> _What to work on_
The data should be restated word for word, in full.

Start of Working data

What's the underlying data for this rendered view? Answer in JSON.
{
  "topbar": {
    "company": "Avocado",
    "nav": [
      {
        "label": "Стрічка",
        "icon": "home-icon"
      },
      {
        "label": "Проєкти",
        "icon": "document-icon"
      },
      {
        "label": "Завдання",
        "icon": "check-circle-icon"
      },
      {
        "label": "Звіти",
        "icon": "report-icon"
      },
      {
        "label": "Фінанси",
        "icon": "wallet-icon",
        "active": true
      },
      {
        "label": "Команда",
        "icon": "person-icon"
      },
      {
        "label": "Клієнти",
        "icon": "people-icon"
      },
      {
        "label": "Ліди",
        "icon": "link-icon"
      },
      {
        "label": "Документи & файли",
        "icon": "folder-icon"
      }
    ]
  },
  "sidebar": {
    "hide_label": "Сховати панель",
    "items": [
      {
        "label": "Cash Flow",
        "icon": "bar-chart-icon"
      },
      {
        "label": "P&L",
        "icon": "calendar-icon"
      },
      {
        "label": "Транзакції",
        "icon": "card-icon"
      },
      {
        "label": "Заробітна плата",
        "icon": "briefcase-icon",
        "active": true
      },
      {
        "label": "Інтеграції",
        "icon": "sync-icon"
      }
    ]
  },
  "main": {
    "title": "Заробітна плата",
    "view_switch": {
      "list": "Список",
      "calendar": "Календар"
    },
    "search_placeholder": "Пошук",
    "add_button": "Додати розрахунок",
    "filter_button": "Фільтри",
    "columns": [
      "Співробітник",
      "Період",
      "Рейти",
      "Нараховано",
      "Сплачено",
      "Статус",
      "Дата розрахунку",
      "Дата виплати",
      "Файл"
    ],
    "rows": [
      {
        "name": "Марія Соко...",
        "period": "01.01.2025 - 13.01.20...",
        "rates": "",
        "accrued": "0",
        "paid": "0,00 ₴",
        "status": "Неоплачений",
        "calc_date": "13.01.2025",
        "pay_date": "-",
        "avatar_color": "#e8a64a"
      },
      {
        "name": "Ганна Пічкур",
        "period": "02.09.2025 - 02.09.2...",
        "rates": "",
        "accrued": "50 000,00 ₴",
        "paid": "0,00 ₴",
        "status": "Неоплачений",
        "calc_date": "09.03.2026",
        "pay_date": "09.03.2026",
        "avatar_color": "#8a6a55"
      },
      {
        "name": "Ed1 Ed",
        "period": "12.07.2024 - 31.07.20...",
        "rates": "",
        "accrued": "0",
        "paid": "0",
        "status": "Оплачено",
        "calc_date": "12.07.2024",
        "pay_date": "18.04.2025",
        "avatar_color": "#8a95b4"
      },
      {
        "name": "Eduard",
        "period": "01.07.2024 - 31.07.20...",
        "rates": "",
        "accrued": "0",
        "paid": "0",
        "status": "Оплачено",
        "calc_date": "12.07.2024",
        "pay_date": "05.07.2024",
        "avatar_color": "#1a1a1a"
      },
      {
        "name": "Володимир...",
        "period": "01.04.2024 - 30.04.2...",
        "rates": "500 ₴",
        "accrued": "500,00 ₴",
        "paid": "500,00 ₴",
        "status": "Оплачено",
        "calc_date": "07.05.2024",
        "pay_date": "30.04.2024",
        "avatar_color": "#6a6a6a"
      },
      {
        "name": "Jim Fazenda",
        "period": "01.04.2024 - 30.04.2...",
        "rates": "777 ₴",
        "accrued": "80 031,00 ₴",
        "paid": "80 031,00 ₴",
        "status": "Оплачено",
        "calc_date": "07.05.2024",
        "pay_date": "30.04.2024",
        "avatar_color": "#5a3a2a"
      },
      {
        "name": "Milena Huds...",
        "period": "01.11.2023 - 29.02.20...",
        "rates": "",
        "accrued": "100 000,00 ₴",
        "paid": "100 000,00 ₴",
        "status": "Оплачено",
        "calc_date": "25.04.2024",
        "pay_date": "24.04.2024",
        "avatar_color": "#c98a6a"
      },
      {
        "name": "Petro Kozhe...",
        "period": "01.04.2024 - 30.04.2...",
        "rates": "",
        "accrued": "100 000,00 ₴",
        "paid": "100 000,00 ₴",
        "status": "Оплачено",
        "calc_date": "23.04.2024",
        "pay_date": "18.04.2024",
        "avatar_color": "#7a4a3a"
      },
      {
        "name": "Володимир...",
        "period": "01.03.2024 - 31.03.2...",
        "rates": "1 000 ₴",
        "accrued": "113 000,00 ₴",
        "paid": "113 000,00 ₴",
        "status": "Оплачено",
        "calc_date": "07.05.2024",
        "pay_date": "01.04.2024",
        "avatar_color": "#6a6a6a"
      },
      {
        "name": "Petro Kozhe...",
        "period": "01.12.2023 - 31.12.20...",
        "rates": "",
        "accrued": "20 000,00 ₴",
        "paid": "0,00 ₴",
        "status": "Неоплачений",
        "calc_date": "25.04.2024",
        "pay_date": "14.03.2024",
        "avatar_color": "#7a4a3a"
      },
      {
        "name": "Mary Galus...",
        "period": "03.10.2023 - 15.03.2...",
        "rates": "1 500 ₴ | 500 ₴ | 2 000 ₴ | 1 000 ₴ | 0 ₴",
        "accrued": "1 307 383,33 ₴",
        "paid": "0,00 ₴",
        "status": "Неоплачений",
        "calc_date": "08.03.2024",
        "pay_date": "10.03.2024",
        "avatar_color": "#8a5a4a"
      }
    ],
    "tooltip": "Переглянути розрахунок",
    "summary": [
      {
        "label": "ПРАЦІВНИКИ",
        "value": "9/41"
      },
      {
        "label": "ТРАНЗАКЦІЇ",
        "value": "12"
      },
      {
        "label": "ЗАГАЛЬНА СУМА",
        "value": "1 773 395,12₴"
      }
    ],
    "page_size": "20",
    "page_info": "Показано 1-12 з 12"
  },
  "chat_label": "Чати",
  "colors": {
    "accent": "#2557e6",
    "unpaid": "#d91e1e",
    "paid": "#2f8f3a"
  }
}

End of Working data

> _Written response_
What's the underlying data for this rendered view? Answer in JSON.
{
  "topbar": {
    "company": "Avocado",
    "nav": [
      {
        "label": "Стрічка",
        "icon": "home-icon"
      },
      {
        "label": "Проєкти",
        "icon": "document-icon"
      },
      {
        "label": "Завдання",
        "icon": "check-circle-icon"
      },
      {
        "label": "Звіти",
        "icon": "report-icon"
      },
      {
        "label": "Фінанси",
        "icon": "wallet-icon",
        "active": true
      },
      {
        "label": "Команда",
        "icon": "person-icon"
      },
      {
        "label": "Клієнти",
        "icon": "people-icon"
      },
      {
        "label": "Ліди",
        "icon": "link-icon"
      },
      {
        "label": "Документи & файли",
        "icon": "folder-icon"
      }
    ]
  },
  "sidebar": {
    "hide_label": "Сховати панель",
    "items": [
      {
        "label": "Cash Flow",
        "icon": "bar-chart-icon"
      },
      {
        "label": "P&L",
        "icon": "calendar-icon"
      },
      {
        "label": "Транзакції",
        "icon": "card-icon"
      },
      {
        "label": "Заробітна плата",
        "icon": "briefcase-icon",
        "active": true
      },
      {
        "label": "Інтеграції",
        "icon": "sync-icon"
      }
    ]
  },
  "main": {
    "title": "Заробітна плата",
    "view_switch": {
      "list": "Список",
      "calendar": "Календар"
    },
    "search_placeholder": "Пошук",
    "add_button": "Додати розрахунок",
    "filter_button": "Фільтри",
    "columns": [
      "Співробітник",
      "Період",
      "Рейти",
      "Нараховано",
      "Сплачено",
      "Статус",
      "Дата розрахунку",
      "Дата виплати",
      "Файл"
    ],
    "rows": [
      {
        "name": "Марія Соко...",
        "period": "01.01.2025 - 13.01.20...",
        "rates": "",
        "accrued": "0",
        "paid": "0,00 ₴",
        "status": "Неоплачений",
        "calc_date": "13.01.2025",
        "pay_date": "-",
        "avatar_color": "#e8a64a"
      },
      {
        "name": "Ганна Пічкур",
        "period": "02.09.2025 - 02.09.2...",
        "rates": "",
        "accrued": "50 000,00 ₴",
        "paid": "0,00 ₴",
        "status": "Неоплачений",
        "calc_date": "09.03.2026",
        "pay_date": "09.03.2026",
        "avatar_color": "#8a6a55"
      },
      {
        "name": "Ed1 Ed",
        "period": "12.07.2024 - 31.07.20...",
        "rates": "",
        "accrued": "0",
        "paid": "0",
        "status": "Оплачено",
        "calc_date": "12.07.2024",
        "pay_date": "18.04.2025",
        "avatar_color": "#8a95b4"
      },
      {
        "name": "Eduard",
        "period": "01.07.2024 - 31.07.20...",
        "rates": "",
        "accrued": "0",
        "paid": "0",
        "status": "Оплачено",
        "calc_date": "12.07.2024",
        "pay_date": "05.07.2024",
        "avatar_color": "#1a1a1a"
      },
      {
        "name": "Володимир...",
        "period": "01.04.2024 - 30.04.2...",
        "rates": "500 ₴",
        "accrued": "500,00 ₴",
        "paid": "500,00 ₴",
        "status": "Оплачено",
        "calc_date": "07.05.2024",
        "pay_date": "30.04.2024",
        "avatar_color": "#6a6a6a"
      },
      {
        "name": "Jim Fazenda",
        "period": "01.04.2024 - 30.04.2...",
        "rates": "777 ₴",
        "accrued": "80 031,00 ₴",
        "paid": "80 031,00 ₴",
        "status": "Оплачено",
        "calc_date": "07.05.2024",
        "pay_date": "30.04.2024",
        "avatar_color": "#5a3a2a"
      },
      {
        "name": "Milena Huds...",
        "period": "01.11.2023 - 29.02.20...",
        "rates": "",
        "accrued": "100 000,00 ₴",
        "paid": "100 000,00 ₴",
        "status": "Оплачено",
        "calc_date": "25.04.2024",
        "pay_date": "24.04.2024",
        "avatar_color": "#c98a6a"
      },
      {
        "name": "Petro Kozhe...",
        "period": "01.04.2024 - 30.04.2...",
        "rates": "",
        "accrued": "100 000,00 ₴",
        "paid": "100 000,00 ₴",
        "status": "Оплачено",
        "calc_date": "23.04.2024",
        "pay_date": "18.04.2024",
        "avatar_color": "#7a4a3a"
      },
      {
        "name": "Володимир...",
        "period": "01.03.2024 - 31.03.2...",
        "rates": "1 000 ₴",
        "accrued": "113 000,00 ₴",
        "paid": "113 000,00 ₴",
        "status": "Оплачено",
        "calc_date": "07.05.2024",
        "pay_date": "01.04.2024",
        "avatar_color": "#6a6a6a"
      },
      {
        "name": "Petro Kozhe...",
        "period": "01.12.2023 - 31.12.20...",
        "rates": "",
        "accrued": "20 000,00 ₴",
        "paid": "0,00 ₴",
        "status": "Неоплачений",
        "calc_date": "25.04.2024",
        "pay_date": "14.03.2024",
        "avatar_color": "#7a4a3a"
      },
      {
        "name": "Mary Galus...",
        "period": "03.10.2023 - 15.03.2...",
        "rates": "1 500 ₴ | 500 ₴ | 2 000 ₴ | 1 000 ₴ | 0 ₴",
        "accrued": "1 307 383,33 ₴",
        "paid": "0,00 ₴",
        "status": "Неоплачений",
        "calc_date": "08.03.2024",
        "pay_date": "10.03.2024",
        "avatar_color": "#8a5a4a"
      }
    ],
    "tooltip": "Переглянути розрахунок",
    "summary": [
      {
        "label": "ПРАЦІВНИКИ",
        "value": "9/41"
      },
      {
        "label": "ТРАНЗАКЦІЇ",
        "value": "12"
      },
      {
        "label": "ЗАГАЛЬНА СУМА",
        "value": "1 773 395,12₴"
      }
    ],
    "page_size": "20",
    "page_info": "Показано 1-12 з 12"
  },
  "chat_label": "Чати",
  "colors": {
    "accent": "#2557e6",
    "unpaid": "#d91e1e",
    "paid": "#2f8f3a"
  }
}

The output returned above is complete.